One of Hollywood's longest running truisms is that studios use the early months of the year to dump their less desirable movies into theaters (despite the occasional exception, like Cloverfield or The Grey), so when an action film is released in February, audiences can typically assume it won't be very good. But here's the thing about Snitch: it's actually surprisingly solid, and despite the star power of Dwayne "The Rock" Johnson, it's much less of a pure action movie than the trailers would have you believe.
Director: Ric Roman Waugh
Starring: Dwayne Johnson, Barry Pepper, Michael Kenneth Williams, Jon Bernthal
Inspired by true events, the story follows John Matthews (Johnson), a well-off construction site owner who has a strained relationship with his ex-wife and their teenage son Jason, but has formed a happy life with his new wife and their young daughter. Jason seems to be a decent kid, but in the opening scene it's revealed that he's experimenting with drugs and a friend plans to ship him a big supply that's worth a lot of money. Despite Jason's protests, his buddy sends the drugs anyway, and after a quick chase sequence, Jason is busted by the DEA for intent to distribute narcotics.
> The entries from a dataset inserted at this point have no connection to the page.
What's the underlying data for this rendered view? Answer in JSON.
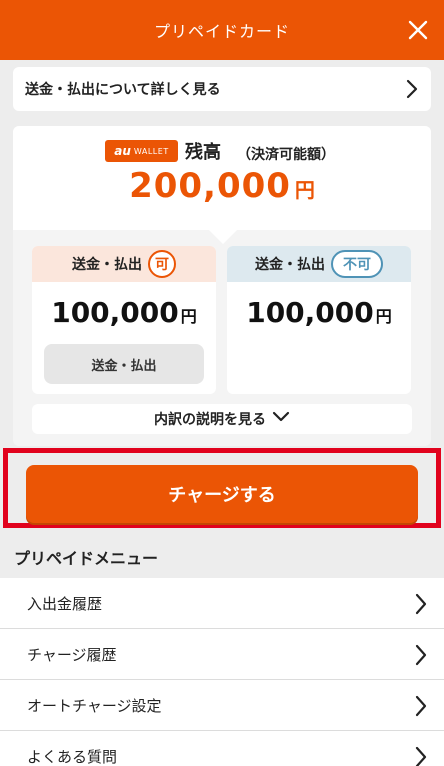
{
  "header": {
    "title": "プリペイドカード"
  },
  "link_box": {
    "label": "送金・払出について詳しく見る"
  },
  "balance": {
    "logo_au": "au",
    "logo_wallet": "WALLET",
    "label": "残高",
    "sub_label": "（決済可能額）",
    "amount": "200,000",
    "unit": "円"
  },
  "transferable": {
    "title": "送金・払出",
    "badge": "可",
    "amount": "100,000",
    "unit": "円",
    "button_label": "送金・払出"
  },
  "non_transferable": {
    "title": "送金・払出",
    "badge": "不可",
    "amount": "100,000",
    "unit": "円"
  },
  "breakdown_link": {
    "label": "内訳の説明を見る"
  },
  "charge_button": {
    "label": "チャージする"
  },
  "menu": {
    "title": "プリペイドメニュー",
    "items": [
      {
        "label": "入出金履歴"
      },
      {
        "label": "チャージ履歴"
      },
      {
        "label": "オートチャージ設定"
      },
      {
        "label": "よくある質問"
      }
    ]
  },
  "colors": {
    "accent": "#eb5505",
    "highlight_frame": "#e1021d",
    "non_transferable": "#4f93b6"
  }
}
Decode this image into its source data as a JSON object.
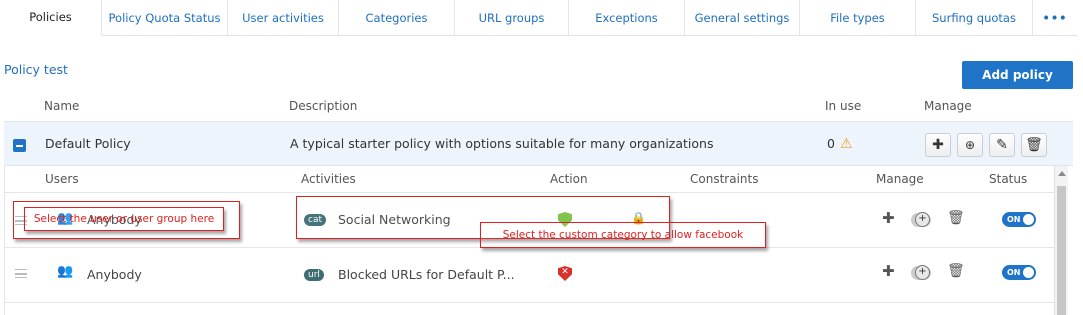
{
  "tabs": [
    {
      "label": "Policies"
    },
    {
      "label": "Policy Quota Status"
    },
    {
      "label": "User activities"
    },
    {
      "label": "Categories"
    },
    {
      "label": "URL groups"
    },
    {
      "label": "Exceptions"
    },
    {
      "label": "General settings"
    },
    {
      "label": "File types"
    },
    {
      "label": "Surfing quotas"
    },
    {
      "label": "•••"
    }
  ],
  "section_title": "Policy test",
  "add_policy_label": "Add policy",
  "table_headers": {
    "name": "Name",
    "description": "Description",
    "in_use": "In use",
    "manage": "Manage"
  },
  "policy": {
    "name": "Default Policy",
    "description": "A typical starter policy with options suitable for many organizations",
    "in_use": "0",
    "warning_icon": "warning-icon"
  },
  "rule_headers": {
    "users": "Users",
    "activities": "Activities",
    "action": "Action",
    "constraints": "Constraints",
    "manage": "Manage",
    "status": "Status"
  },
  "rules": [
    {
      "user": "Anybody",
      "activity_tag": "cat",
      "activity": "Social Networking",
      "action": "allow",
      "status": "ON"
    },
    {
      "user": "Anybody",
      "activity_tag": "url",
      "activity": "Blocked URLs for Default P...",
      "action": "block",
      "status": "ON"
    }
  ],
  "annotations": {
    "user_group": "Select the user or user group here",
    "custom_category": "Select the custom category to allow facebook"
  },
  "colors": {
    "accent": "#1f74c8",
    "annotation": "#e02020",
    "allow": "#7ac143",
    "block": "#d9322c"
  }
}
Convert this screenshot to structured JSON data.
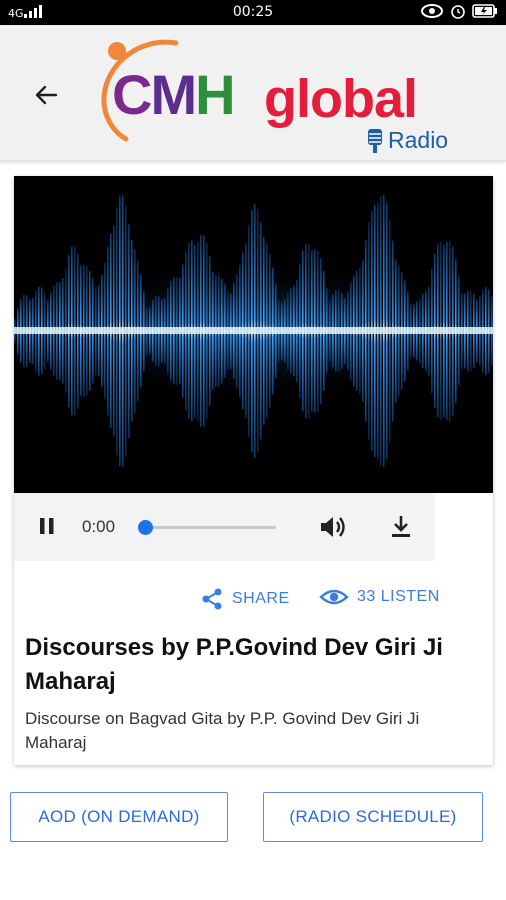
{
  "status_bar": {
    "time": "00:25"
  },
  "header": {
    "logo_cmh": [
      "C",
      "M",
      "H"
    ],
    "logo_global": "global",
    "logo_radio": "Radio"
  },
  "player": {
    "current_time": "0:00",
    "progress": 0.0
  },
  "actions": {
    "share_label": "SHARE",
    "listen_label": "33 LISTEN"
  },
  "program": {
    "title": "Discourses by P.P.Govind Dev Giri Ji Maharaj",
    "description": "Discourse on Bagvad Gita by P.P. Govind Dev Giri Ji Maharaj"
  },
  "buttons": {
    "aod": "AOD (ON DEMAND)",
    "schedule": "(RADIO SCHEDULE)"
  },
  "colors": {
    "accent": "#3a7de0",
    "player_thumb": "#1a73e8",
    "logo_red": "#e51d3c",
    "logo_blue": "#1b5fa6"
  }
}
Turns out the friend set him up to take the fall in order to reduce his own prison sentence, and the DEA wants Jason to set up another domino so they can continue their war on drugs.
When Jason refuses to play ball, lawyers say he could serve between ten and thirty years in prison, so Matthews offers to step in and become a snitch instead. The incredulous U.S. Attorney (Susan Sarandon) reluctantly agrees, passing Matthews off to her DEA team led by Agent Cooper (Barry Pepper, sporting a majestic goatee). Since Matthews owns a truck yard that employs some questionable characters, he runs through his employee records until he locates Daniel James ("The Walking Dead" star Jon Bernthal), an ex-con conveniently busted for distributing narcotics, and enlists him to set up a meet with a local drug dealer ("The Wire" star Michael Kenneth Williams). Things eventually move so far up the ladder that Matthews finds himself in way over his head, dodging bullets and driving mega-sized shipments for a cartel leader (Benjamin Bratt) and continually having to go a step further for the greedy U.S. Attorney, who keeps backing out of her promise to release Jason when she realizes she has the opportunity to bag a cartel leader instead of a low-level player.
Director Ric Roman Waugh is a former Hollywood stuntman who doesn't exactly have a famed directorial history, but it's clear that Mr. Waugh spent enough time hurling himself around in front of cameras that he learned how to effectively tell a story. The action beats are surprisingly few and far between, but when they do arrive, they're competently orchestrated and pack a punch. I don't want to hype the film too much - after all, there is a scene in which a car catches on fire when it ramps off a freeway exit - but a lot of traditional "action movie" moments are minimized in favor of building relationships, so that those action beats actually have a tangible impact on the story at hand. Thankfully, this is not "explosions for explosions' sake" filmmaking, and the movie often feels much more restrained than expected. It's more family drama than shoot-em-up, and though a lot of the family moments lean toward hysteria - both between Matthews and his wife, and between James and his wife, who is crushed when she discovers he's no longer on the straight and narrow - I'd much prefer that to excessive action sequences that don't mean anything.
The entire movie is made as a condemnation of harsh real life mandatory minimum sentencing laws, which are put in place to crack down on drug trafficking and the violence that is associated with that business. But the movie seems to undercut its own point slightly: yes, it sucks that Jason was busted, but after watching Matthews go through hell to free him, we're subject to the entire way of life that those rules are in place to cripple. When Benjamin Bratt jumps out of the backseat of a sedan and starts blowing guys away with a huge gun during a construction site shootout, it's tough to argue that the world wouldn't be a safer place without these punks on the street.
No thanks to the stilted script, Snitch is far more entertaining than it should be and coasts on the talent of its leads. Johnson gives a strong performance in one of the few roles that doesn't require him to remove his shirt, Bernthal (who I found tremendously annoying in "The Walking Dead's" first season) did some great work as the reluctant cohort, and anyone who has seen "The Wire" knows what they're getting when Michael Kenneth Williams appears on screen. Sarandon, Pepper, and Bratt all add considerable substance, and while Snitch is overall more emotional than explosive, it's a better film than its February release date would indicate. Until next time...